Sponsored content brought to you by

Codexis logo

Scientists at California-based Codexis started working on mRNA technology years before the COVID-19 vaccines raised awareness of this approach. Despite the success of these vaccines, enzymes used to produce the mRNA could be improved. “It’s actually really challenging to mass manufacture mRNA vaccines,” says Matt Miller, PhD, principal scientist in synthetic biology, next-generation sequencing, diagnostics, and life sciences at Codexis.

Some of the commercial enzymes used to make mRNA vaccines inherently create the problems. “The off-the-shelf, wild-type enzymes are not fit for large-scale commercial production,” says Jason Hein, director, business development at Codexis. “An engineered enzyme addresses some of the challenges by efficiently adding a capping analog to the five-prime end of the mRNA, increasing mRNA yield and purity, and reduces double-stranded RNA impurities.” A cap structure, for example, stabilizes mRNA, which is required to translate the intended proteins. Nonetheless, adding the cap can be complex and expensive.

Scientists at Codexis work on improving the tools needed to make the most effective mRNA-based therapies as efficiently as possible.

Aiming at efficiency

In a partnership with North Carolina–based Precision Biosciences, Codexis demonstrated that its Codex® HiCap RNA Polymerase improves the efficiency of mRNA production. Plus, products produced with this enzyme through in vitro transcription contain reduced levels of double-stranded RNA (dsRNA), which triggers unwanted immunogenic effects.

The economical manufacturing of mRNA-based therapies depends on efficient bioprocessing. Capping the mRNA creates a key opportunity to improve efficiency and potentially reduce the use of reagents.

“We evolved our Codex® HiCap RNA polymerase for selective incorporation of the cap at initiation,” Miller says. “That allows us to put in less of that cap molecule to get the same amount of capping. Alternatively, a manufacturer can stay at the same cap concentration and get higher capping.
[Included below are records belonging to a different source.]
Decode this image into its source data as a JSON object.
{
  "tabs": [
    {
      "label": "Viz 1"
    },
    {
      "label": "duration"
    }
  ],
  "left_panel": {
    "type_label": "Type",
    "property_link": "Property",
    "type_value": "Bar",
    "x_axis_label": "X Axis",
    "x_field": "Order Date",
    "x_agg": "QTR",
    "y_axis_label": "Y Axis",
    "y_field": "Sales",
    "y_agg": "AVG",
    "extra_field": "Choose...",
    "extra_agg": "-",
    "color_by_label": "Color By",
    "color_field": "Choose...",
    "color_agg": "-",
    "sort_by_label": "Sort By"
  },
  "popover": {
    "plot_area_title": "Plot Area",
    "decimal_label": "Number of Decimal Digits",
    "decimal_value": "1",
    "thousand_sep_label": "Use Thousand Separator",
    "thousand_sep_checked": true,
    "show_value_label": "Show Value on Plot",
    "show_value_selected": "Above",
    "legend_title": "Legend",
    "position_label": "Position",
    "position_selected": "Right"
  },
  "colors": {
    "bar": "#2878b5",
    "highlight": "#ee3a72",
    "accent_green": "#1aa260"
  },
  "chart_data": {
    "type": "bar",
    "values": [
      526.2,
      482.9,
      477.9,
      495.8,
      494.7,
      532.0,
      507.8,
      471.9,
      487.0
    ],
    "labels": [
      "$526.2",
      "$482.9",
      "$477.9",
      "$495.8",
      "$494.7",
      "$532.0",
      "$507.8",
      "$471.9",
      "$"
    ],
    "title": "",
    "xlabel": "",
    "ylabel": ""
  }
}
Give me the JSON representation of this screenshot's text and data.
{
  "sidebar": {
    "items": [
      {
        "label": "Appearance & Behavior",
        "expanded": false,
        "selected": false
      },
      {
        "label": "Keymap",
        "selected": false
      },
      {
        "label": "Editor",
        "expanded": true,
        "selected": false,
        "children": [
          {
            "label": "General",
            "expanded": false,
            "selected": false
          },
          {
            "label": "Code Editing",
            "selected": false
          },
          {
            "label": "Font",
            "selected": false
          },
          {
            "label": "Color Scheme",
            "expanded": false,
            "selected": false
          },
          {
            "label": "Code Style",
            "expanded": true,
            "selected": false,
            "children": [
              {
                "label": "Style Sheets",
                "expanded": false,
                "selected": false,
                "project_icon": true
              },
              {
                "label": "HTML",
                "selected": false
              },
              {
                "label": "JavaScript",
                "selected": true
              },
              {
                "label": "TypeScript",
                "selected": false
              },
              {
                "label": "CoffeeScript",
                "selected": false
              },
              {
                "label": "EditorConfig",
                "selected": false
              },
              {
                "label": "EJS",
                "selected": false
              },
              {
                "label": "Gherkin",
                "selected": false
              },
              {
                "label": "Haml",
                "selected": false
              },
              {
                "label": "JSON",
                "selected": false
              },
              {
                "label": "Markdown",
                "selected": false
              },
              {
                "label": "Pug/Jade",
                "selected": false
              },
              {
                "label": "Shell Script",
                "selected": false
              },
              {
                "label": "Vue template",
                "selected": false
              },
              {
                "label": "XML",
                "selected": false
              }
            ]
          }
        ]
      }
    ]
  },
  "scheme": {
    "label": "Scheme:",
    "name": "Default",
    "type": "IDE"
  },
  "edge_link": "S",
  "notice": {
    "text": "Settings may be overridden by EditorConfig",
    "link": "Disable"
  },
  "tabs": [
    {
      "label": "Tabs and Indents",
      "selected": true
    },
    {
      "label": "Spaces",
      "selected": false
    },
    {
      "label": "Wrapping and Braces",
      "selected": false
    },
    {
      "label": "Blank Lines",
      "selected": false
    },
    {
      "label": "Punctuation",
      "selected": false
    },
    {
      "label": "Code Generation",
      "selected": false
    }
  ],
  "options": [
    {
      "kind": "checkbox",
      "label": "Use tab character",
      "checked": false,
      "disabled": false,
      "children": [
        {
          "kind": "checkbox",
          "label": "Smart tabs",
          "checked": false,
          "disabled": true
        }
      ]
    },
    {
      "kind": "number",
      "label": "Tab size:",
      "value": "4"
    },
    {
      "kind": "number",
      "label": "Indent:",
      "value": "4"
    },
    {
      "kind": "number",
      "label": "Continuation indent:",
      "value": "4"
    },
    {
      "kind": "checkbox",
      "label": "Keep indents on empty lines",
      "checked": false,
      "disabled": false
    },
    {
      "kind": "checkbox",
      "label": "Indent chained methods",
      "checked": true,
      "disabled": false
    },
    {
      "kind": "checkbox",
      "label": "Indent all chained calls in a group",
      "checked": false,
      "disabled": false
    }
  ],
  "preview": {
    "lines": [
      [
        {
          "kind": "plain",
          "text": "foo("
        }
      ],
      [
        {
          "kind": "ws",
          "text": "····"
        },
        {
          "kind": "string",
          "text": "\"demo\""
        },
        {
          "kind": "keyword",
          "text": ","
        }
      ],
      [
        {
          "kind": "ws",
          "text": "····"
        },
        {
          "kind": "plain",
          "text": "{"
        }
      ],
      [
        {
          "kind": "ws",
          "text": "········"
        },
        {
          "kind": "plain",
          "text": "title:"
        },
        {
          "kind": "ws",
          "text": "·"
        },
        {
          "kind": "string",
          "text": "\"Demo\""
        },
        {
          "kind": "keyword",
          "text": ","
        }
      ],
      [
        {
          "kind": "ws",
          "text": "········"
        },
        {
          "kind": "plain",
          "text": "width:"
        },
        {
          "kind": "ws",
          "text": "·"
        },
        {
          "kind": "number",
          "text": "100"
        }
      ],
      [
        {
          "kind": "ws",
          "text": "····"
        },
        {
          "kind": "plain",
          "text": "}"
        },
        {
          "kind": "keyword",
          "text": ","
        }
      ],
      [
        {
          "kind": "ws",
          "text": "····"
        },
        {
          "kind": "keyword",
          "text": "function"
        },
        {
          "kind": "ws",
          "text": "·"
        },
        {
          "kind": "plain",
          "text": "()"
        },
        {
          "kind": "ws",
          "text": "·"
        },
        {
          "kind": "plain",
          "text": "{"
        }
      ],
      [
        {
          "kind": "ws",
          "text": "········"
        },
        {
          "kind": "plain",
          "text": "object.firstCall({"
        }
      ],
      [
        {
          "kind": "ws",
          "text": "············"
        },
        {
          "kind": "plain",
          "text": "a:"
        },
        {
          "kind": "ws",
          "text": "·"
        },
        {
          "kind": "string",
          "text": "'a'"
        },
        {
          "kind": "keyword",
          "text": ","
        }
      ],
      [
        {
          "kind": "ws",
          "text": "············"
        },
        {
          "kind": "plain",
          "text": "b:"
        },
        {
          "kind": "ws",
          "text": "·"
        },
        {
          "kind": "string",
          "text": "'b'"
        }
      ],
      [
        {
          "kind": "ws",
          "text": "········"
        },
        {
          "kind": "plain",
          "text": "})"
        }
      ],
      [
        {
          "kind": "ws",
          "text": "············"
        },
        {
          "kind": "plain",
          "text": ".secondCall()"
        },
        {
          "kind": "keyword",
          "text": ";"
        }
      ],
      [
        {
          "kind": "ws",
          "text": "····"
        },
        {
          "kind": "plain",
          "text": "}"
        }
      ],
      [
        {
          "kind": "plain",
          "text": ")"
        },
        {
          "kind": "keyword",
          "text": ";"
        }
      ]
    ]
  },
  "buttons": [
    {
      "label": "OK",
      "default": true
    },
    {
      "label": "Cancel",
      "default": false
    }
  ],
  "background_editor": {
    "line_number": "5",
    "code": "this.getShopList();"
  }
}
Those capabilities are used to control the cost of the process and also the reliability.”

Additionally, generating less ds-mRNA from the start simplifies bioprocessing and reduces cost. “Typically, wild-type polymerases are used to make mRNA therapeutics, and in a lot of cases, double-stranded RNA must be removed through expensive steps,” Miller explains. “So, we really addressed that problem with our RNA polymerase.”

Benefits for manufacturers

Bioprocessors who work with mRNA can already benefit from engineered enzymes. “Codex® HiCap RNA Polymerase is available on the market and is being used by a number of companies that are in preclinical and Phase I trials,” Hein says. “The customers that we think are going to benefit the most are the industrial manufacturers of mRNA therapeutics.”

An engineered enzyme helps mRNA bioprocessors in many ways. “It allows a manufacturer to reduce the amount of downstream processing and handling steps and ultimately increases the yield, which is a return on investment,” Hein explains.

As Miller emphasizes, downstream processing reduces the yield. “There’s a loss of the actual molecule itself,” he says. “So, you can minimize that with a smaller number of steps, and that’s a significant benefit.”

Solving more problems

As the demand for mRNA-based therapeutics continues to grow, Codexis scientists will face more challenges. “As the market moves toward longer templates and mRNA constructs, like self-amplifying mRNA, they’re trying to maximize the yield so that they have the best economics in their process,” Miller says. “Plus, companies will use mRNA-based therapies to explore other indications, like heart disease, or cancer, and annual vaccines, like flu.”

Cell and gene therapy can also make use of mRNA. All along, companies will try “to reduce the number of process steps, not only to minimize loss of the product from impurities through multiple purifications, but also because those process steps add time, complexity, and a chance for contamination,” Miller explains.

In the future, manufacturers will expect even more from mRNA bioprocessing and products. As Miller notes,  “Many of an mRNA manufacturer’s needs can be addressed through enzyme engineering and evolution—tailoring performance to address challenges as they arise.”


Learn more about Codexis engineered enzymes for mRNA synthesis

Previous articleNew mRNA Capping Enzyme Expands Possibilities for Improvements of Therapeutic and Vaccine Manufacturing Workflows
Next articlePredictive Cell Therapy Potency Assays